> _Dataset records_:
------------------------
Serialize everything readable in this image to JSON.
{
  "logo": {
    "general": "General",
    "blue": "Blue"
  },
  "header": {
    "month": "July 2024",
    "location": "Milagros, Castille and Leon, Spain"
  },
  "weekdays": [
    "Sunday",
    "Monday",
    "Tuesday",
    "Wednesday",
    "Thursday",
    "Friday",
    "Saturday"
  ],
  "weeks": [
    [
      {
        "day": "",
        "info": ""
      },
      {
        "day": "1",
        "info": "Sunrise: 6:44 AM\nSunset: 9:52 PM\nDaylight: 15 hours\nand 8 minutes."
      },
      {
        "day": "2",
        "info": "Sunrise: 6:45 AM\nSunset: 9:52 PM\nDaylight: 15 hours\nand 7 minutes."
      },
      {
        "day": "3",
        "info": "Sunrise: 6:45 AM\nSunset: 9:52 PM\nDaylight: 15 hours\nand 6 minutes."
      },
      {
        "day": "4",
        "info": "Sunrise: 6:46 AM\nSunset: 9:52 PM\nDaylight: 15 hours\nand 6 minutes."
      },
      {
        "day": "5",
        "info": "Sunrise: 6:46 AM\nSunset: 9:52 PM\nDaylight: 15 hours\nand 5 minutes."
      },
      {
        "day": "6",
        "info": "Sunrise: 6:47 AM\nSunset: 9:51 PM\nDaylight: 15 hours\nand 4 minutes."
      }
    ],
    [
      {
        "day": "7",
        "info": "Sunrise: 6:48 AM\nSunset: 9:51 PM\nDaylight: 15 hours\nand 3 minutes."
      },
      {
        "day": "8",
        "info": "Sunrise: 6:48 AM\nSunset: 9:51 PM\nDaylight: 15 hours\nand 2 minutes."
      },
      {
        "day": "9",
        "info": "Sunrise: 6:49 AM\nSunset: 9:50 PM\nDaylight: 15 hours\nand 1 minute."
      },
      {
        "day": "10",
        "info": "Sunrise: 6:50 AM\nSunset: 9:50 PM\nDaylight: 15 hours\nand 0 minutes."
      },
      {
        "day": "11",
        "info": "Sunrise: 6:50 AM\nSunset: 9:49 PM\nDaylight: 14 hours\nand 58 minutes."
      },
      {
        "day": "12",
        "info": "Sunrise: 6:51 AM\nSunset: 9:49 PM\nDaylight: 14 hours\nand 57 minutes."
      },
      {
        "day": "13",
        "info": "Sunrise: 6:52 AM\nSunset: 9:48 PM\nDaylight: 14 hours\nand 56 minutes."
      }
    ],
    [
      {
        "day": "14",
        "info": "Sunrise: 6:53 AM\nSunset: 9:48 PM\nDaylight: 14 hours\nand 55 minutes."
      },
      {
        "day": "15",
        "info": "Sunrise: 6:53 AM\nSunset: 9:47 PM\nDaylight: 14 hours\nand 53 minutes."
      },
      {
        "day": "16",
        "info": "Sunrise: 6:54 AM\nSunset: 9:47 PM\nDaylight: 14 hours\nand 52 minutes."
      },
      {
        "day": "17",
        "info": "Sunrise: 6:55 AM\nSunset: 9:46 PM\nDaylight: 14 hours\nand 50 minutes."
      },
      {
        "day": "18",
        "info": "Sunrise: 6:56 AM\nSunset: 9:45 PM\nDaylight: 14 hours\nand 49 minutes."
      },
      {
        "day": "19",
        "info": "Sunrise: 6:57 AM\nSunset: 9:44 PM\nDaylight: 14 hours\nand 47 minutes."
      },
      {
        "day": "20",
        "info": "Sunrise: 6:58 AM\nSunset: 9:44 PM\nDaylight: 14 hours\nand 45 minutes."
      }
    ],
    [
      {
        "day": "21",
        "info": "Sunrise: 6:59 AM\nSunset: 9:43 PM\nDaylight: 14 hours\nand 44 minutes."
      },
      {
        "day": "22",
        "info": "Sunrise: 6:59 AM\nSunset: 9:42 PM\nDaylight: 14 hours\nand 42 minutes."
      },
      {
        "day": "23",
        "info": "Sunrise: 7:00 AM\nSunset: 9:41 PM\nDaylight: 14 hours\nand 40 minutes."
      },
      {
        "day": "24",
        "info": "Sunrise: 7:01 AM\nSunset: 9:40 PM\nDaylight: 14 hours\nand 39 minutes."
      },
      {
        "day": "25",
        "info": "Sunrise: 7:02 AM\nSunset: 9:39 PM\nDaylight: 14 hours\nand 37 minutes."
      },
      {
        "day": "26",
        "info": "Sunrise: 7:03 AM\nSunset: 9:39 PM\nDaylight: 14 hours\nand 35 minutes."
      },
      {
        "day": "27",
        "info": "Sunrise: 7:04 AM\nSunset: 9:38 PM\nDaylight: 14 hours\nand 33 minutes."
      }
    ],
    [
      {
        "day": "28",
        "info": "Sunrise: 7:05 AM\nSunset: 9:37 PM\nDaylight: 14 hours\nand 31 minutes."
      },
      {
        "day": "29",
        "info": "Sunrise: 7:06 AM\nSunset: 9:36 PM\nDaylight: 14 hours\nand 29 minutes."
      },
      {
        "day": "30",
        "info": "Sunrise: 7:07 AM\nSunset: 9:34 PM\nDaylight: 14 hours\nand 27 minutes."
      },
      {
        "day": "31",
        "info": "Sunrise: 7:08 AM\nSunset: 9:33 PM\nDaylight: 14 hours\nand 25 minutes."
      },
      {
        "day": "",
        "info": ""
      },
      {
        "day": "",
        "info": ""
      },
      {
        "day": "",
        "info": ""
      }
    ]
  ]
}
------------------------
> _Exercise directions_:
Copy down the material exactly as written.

> _Solution below_:
Serialize everything readable in this image to JSON.
{
  "logo": {
    "general": "General",
    "blue": "Blue"
  },
  "header": {
    "month": "July 2024",
    "location": "Milagros, Castille and Leon, Spain"
  },
  "weekdays": [
    "Sunday",
    "Monday",
    "Tuesday",
    "Wednesday",
    "Thursday",
    "Friday",
    "Saturday"
  ],
  "weeks": [
    [
      {
        "day": "",
        "info": ""
      },
      {
        "day": "1",
        "info": "Sunrise: 6:44 AM\nSunset: 9:52 PM\nDaylight: 15 hours\nand 8 minutes."
      },
      {
        "day": "2",
        "info": "Sunrise: 6:45 AM\nSunset: 9:52 PM\nDaylight: 15 hours\nand 7 minutes."
      },
      {
        "day": "3",
        "info": "Sunrise: 6:45 AM\nSunset: 9:52 PM\nDaylight: 15 hours\nand 6 minutes."
      },
      {
        "day": "4",
        "info": "Sunrise: 6:46 AM\nSunset: 9:52 PM\nDaylight: 15 hours\nand 6 minutes."
      },
      {
        "day": "5",
        "info": "Sunrise: 6:46 AM\nSunset: 9:52 PM\nDaylight: 15 hours\nand 5 minutes."
      },
      {
        "day": "6",
        "info": "Sunrise: 6:47 AM\nSunset: 9:51 PM\nDaylight: 15 hours\nand 4 minutes."
      }
    ],
    [
      {
        "day": "7",
        "info": "Sunrise: 6:48 AM\nSunset: 9:51 PM\nDaylight: 15 hours\nand 3 minutes."
      },
      {
        "day": "8",
        "info": "Sunrise: 6:48 AM\nSunset: 9:51 PM\nDaylight: 15 hours\nand 2 minutes."
      },
      {
        "day": "9",
        "info": "Sunrise: 6:49 AM\nSunset: 9:50 PM\nDaylight: 15 hours\nand 1 minute."
      },
      {
        "day": "10",
        "info": "Sunrise: 6:50 AM\nSunset: 9:50 PM\nDaylight: 15 hours\nand 0 minutes."
      },
      {
        "day": "11",
        "info": "Sunrise: 6:50 AM\nSunset: 9:49 PM\nDaylight: 14 hours\nand 58 minutes."
      },
      {
        "day": "12",
        "info": "Sunrise: 6:51 AM\nSunset: 9:49 PM\nDaylight: 14 hours\nand 57 minutes."
      },
      {
        "day": "13",
        "info": "Sunrise: 6:52 AM\nSunset: 9:48 PM\nDaylight: 14 hours\nand 56 minutes."
      }
    ],
    [
      {
        "day": "14",
        "info": "Sunrise: 6:53 AM\nSunset: 9:48 PM\nDaylight: 14 hours\nand 55 minutes."
      },
      {
        "day": "15",
        "info": "Sunrise: 6:53 AM\nSunset: 9:47 PM\nDaylight: 14 hours\nand 53 minutes."
      },
      {
        "day": "16",
        "info": "Sunrise: 6:54 AM\nSunset: 9:47 PM\nDaylight: 14 hours\nand 52 minutes."
      },
      {
        "day": "17",
        "info": "Sunrise: 6:55 AM\nSunset: 9:46 PM\nDaylight: 14 hours\nand 50 minutes."
      },
      {
        "day": "18",
        "info": "Sunrise: 6:56 AM\nSunset: 9:45 PM\nDaylight: 14 hours\nand 49 minutes."
      },
      {
        "day": "19",
        "info": "Sunrise: 6:57 AM\nSunset: 9:44 PM\nDaylight: 14 hours\nand 47 minutes."
      },
      {
        "day": "20",
        "info": "Sunrise: 6:58 AM\nSunset: 9:44 PM\nDaylight: 14 hours\nand 45 minutes."
      }
    ],
    [
      {
        "day": "21",
        "info": "Sunrise: 6:59 AM\nSunset: 9:43 PM\nDaylight: 14 hours\nand 44 minutes."
      },
      {
        "day": "22",
        "info": "Sunrise: 6:59 AM\nSunset: 9:42 PM\nDaylight: 14 hours\nand 42 minutes."
      },
      {
        "day": "23",
        "info": "Sunrise: 7:00 AM\nSunset: 9:41 PM\nDaylight: 14 hours\nand 40 minutes."
      },
      {
        "day": "24",
        "info": "Sunrise: 7:01 AM\nSunset: 9:40 PM\nDaylight: 14 hours\nand 39 minutes."
      },
      {
        "day": "25",
        "info": "Sunrise: 7:02 AM\nSunset: 9:39 PM\nDaylight: 14 hours\nand 37 minutes."
      },
      {
        "day": "26",
        "info": "Sunrise: 7:03 AM\nSunset: 9:39 PM\nDaylight: 14 hours\nand 35 minutes."
      },
      {
        "day": "27",
        "info": "Sunrise: 7:04 AM\nSunset: 9:38 PM\nDaylight: 14 hours\nand 33 minutes."
      }
    ],
    [
      {
        "day": "28",
        "info": "Sunrise: 7:05 AM\nSunset: 9:37 PM\nDaylight: 14 hours\nand 31 minutes."
      },
      {
        "day": "29",
        "info": "Sunrise: 7:06 AM\nSunset: 9:36 PM\nDaylight: 14 hours\nand 29 minutes."
      },
      {
        "day": "30",
        "info": "Sunrise: 7:07 AM\nSunset: 9:34 PM\nDaylight: 14 hours\nand 27 minutes."
      },
      {
        "day": "31",
        "info": "Sunrise: 7:08 AM\nSunset: 9:33 PM\nDaylight: 14 hours\nand 25 minutes."
      },
      {
        "day": "",
        "info": ""
      },
      {
        "day": "",
        "info": ""
      },
      {
        "day": "",
        "info": ""
      }
    ]
  ]
}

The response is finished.